The Hurrian songs are a collection of music inscribed in cuneiform on clay tablets excavated from the ancient Amorite Canaanite city of Ugarit which date to approximately 1400 BC. One of these tablets, which is nearly complete, contains the Hurrian hymn to Nikkal ,making it the oldest surviving substantially complete work of notated music in the world. While the composers’ names of some of the fragmentary pieces are known, h.6 is an anonymous work.
The complete song is one of about 36 such hymns in cuneiform writing, found on fragments of clay tablets excavated in the 1950s from the Royal Palace at Ugarit (present day Ras Shamra, Syria), in a stratum dating from the fourteenth century BC, but is the only one surviving in substantially complete form. An account of the group of shards was first published in 1955 and 1968 by Emmanuel Laroche, who identified as parts of a single clay tablet the three fragments catalogued by the field archaeologists as RS 15.30, 15.49, and 17.387. In Laroche’s catalogue the hymns are designated h. (for “Hurrian”) 2–17, 19–23, 25–6, 28, 30, along with smaller fragments RS. 19.164 g, j,n, o, p, r, t, w, x, y, aa, and gg. The complete hymn is h.6 in this list.A revised text of h.6 was published in 1975.

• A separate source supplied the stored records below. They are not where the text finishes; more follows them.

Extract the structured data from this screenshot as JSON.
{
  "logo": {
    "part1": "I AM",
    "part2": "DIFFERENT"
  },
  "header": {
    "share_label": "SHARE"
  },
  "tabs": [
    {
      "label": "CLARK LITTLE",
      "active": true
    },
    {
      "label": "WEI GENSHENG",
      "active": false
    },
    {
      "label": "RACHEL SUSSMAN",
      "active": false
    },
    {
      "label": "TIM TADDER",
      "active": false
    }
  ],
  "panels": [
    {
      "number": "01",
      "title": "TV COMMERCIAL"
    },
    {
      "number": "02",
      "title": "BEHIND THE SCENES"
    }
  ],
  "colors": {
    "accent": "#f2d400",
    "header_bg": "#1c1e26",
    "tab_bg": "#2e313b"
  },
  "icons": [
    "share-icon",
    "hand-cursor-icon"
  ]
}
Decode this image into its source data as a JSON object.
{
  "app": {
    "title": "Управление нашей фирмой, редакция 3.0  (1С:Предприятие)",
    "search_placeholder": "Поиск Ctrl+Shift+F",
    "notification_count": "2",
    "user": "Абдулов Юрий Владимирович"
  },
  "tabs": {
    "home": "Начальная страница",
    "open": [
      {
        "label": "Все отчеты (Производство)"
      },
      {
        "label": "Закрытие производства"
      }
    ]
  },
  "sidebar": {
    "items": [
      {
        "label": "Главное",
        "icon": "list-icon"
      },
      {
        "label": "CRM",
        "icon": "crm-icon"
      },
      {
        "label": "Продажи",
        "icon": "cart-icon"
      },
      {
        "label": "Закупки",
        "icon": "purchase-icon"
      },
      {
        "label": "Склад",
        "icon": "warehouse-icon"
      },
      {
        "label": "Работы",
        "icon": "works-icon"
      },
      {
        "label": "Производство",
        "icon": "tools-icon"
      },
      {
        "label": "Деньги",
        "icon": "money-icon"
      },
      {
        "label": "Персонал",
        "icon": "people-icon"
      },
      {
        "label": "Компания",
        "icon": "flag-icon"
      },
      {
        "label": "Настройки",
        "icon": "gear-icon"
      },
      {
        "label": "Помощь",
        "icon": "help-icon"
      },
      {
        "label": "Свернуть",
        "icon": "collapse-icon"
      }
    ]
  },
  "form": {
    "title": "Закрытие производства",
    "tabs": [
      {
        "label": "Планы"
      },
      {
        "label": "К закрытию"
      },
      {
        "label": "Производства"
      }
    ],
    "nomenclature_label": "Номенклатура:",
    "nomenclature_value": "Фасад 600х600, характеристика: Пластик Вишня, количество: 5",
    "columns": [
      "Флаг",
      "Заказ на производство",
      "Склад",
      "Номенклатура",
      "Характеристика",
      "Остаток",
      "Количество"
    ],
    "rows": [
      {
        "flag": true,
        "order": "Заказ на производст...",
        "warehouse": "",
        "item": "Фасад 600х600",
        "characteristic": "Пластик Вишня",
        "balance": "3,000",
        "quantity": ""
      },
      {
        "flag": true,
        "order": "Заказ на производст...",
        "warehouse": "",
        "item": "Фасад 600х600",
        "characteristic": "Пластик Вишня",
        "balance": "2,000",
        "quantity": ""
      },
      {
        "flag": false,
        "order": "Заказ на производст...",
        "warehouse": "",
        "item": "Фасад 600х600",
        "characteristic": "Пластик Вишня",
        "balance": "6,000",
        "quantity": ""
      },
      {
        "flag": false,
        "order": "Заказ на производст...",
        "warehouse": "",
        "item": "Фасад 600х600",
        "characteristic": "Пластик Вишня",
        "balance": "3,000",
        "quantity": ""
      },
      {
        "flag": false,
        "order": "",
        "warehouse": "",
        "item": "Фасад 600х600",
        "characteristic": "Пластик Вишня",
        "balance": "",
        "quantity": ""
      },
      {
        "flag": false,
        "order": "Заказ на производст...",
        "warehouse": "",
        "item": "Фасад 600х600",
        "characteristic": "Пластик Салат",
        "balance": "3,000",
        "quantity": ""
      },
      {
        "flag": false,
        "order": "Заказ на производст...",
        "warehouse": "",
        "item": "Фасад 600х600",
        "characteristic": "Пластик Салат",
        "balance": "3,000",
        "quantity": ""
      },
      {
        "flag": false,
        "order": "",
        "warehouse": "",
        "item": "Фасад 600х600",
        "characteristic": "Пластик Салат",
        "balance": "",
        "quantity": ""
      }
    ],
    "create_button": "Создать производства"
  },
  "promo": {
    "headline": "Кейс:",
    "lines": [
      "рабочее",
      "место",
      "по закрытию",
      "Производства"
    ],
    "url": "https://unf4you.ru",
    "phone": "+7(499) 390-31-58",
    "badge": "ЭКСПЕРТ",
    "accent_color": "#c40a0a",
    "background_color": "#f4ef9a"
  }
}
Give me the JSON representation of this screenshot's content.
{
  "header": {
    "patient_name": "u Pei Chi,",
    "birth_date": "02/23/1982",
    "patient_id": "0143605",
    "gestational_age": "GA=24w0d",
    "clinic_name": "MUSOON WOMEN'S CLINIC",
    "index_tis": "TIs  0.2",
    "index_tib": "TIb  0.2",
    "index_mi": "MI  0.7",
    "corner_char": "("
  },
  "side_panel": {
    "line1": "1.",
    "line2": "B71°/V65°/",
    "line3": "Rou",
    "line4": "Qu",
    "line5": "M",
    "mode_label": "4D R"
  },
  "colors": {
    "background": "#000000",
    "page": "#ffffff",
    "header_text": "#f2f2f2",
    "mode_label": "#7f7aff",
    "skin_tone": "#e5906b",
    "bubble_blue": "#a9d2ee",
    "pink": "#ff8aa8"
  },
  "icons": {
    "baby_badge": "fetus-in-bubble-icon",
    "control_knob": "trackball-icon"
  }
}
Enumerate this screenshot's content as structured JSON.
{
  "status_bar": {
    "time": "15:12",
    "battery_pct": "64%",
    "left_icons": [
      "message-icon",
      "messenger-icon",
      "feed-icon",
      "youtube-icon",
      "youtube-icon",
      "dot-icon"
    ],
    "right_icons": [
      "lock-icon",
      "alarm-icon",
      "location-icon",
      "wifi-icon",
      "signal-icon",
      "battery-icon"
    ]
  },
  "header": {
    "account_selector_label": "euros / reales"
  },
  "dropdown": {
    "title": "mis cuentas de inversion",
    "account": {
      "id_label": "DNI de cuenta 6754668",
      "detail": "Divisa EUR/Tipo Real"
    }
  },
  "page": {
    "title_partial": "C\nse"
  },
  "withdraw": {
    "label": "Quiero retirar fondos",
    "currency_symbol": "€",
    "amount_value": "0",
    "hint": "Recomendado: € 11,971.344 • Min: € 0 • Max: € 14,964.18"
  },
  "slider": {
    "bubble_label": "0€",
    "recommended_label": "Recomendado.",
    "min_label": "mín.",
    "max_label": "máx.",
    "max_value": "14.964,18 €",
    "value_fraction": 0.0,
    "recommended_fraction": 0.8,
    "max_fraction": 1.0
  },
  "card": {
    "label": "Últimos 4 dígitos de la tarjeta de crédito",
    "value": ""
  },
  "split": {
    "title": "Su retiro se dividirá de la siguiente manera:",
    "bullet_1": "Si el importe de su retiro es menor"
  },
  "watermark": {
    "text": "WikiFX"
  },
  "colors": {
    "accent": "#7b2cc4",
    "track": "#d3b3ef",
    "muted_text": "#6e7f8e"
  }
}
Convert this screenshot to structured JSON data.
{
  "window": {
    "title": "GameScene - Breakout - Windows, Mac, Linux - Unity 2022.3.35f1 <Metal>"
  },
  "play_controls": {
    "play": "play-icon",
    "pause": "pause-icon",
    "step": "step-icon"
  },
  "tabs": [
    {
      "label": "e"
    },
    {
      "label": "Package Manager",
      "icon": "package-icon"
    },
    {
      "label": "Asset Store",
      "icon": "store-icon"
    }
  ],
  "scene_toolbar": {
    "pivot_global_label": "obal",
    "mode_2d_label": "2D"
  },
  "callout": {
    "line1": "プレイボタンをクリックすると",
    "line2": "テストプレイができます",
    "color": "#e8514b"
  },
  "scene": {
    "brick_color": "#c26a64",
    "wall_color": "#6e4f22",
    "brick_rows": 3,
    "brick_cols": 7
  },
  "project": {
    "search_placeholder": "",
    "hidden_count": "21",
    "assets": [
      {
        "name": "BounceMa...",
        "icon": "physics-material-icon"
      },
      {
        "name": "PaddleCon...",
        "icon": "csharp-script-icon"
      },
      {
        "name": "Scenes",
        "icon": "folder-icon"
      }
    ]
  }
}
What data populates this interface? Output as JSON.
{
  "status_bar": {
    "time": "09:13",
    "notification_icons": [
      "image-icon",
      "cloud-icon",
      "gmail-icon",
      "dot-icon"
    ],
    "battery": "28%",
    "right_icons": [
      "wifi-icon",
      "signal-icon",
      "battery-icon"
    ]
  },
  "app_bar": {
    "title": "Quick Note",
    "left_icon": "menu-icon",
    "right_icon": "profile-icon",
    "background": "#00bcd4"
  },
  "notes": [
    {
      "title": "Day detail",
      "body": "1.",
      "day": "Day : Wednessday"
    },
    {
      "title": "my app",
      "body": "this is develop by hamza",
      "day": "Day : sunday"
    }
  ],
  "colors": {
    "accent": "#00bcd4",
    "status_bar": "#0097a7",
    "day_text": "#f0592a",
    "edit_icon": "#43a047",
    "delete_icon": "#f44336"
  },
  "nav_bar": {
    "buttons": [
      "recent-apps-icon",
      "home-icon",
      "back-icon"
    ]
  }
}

To listen to the song go to https://www.thevintagenews.com/2016/06/29/43554-2/